[Input data]
-------------------------

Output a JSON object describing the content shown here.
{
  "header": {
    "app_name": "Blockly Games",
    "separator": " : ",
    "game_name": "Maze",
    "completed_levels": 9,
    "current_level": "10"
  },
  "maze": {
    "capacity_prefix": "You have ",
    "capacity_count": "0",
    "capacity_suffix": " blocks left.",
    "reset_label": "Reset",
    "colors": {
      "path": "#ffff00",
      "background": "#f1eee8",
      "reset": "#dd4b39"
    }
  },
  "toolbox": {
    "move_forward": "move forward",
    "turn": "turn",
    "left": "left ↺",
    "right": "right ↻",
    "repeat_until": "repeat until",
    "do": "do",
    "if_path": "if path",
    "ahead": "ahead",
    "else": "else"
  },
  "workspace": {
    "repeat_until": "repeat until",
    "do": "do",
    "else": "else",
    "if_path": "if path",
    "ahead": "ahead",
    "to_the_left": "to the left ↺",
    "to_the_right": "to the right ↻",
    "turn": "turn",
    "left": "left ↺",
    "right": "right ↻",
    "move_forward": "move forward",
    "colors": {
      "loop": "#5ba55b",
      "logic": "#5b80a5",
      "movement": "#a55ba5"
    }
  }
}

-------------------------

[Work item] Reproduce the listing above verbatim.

[Answer section]
Output a JSON object describing the content shown here.
{
  "header": {
    "app_name": "Blockly Games",
    "separator": " : ",
    "game_name": "Maze",
    "completed_levels": 9,
    "current_level": "10"
  },
  "maze": {
    "capacity_prefix": "You have ",
    "capacity_count": "0",
    "capacity_suffix": " blocks left.",
    "reset_label": "Reset",
    "colors": {
      "path": "#ffff00",
      "background": "#f1eee8",
      "reset": "#dd4b39"
    }
  },
  "toolbox": {
    "move_forward": "move forward",
    "turn": "turn",
    "left": "left ↺",
    "right": "right ↻",
    "repeat_until": "repeat until",
    "do": "do",
    "if_path": "if path",
    "ahead": "ahead",
    "else": "else"
  },
  "workspace": {
    "repeat_until": "repeat until",
    "do": "do",
    "else": "else",
    "if_path": "if path",
    "ahead": "ahead",
    "to_the_left": "to the left ↺",
    "to_the_right": "to the right ↻",
    "turn": "turn",
    "left": "left ↺",
    "right": "right ↻",
    "move_forward": "move forward",
    "colors": {
      "loop": "#5ba55b",
      "logic": "#5b80a5",
      "movement": "#a55ba5"
    }
  }
}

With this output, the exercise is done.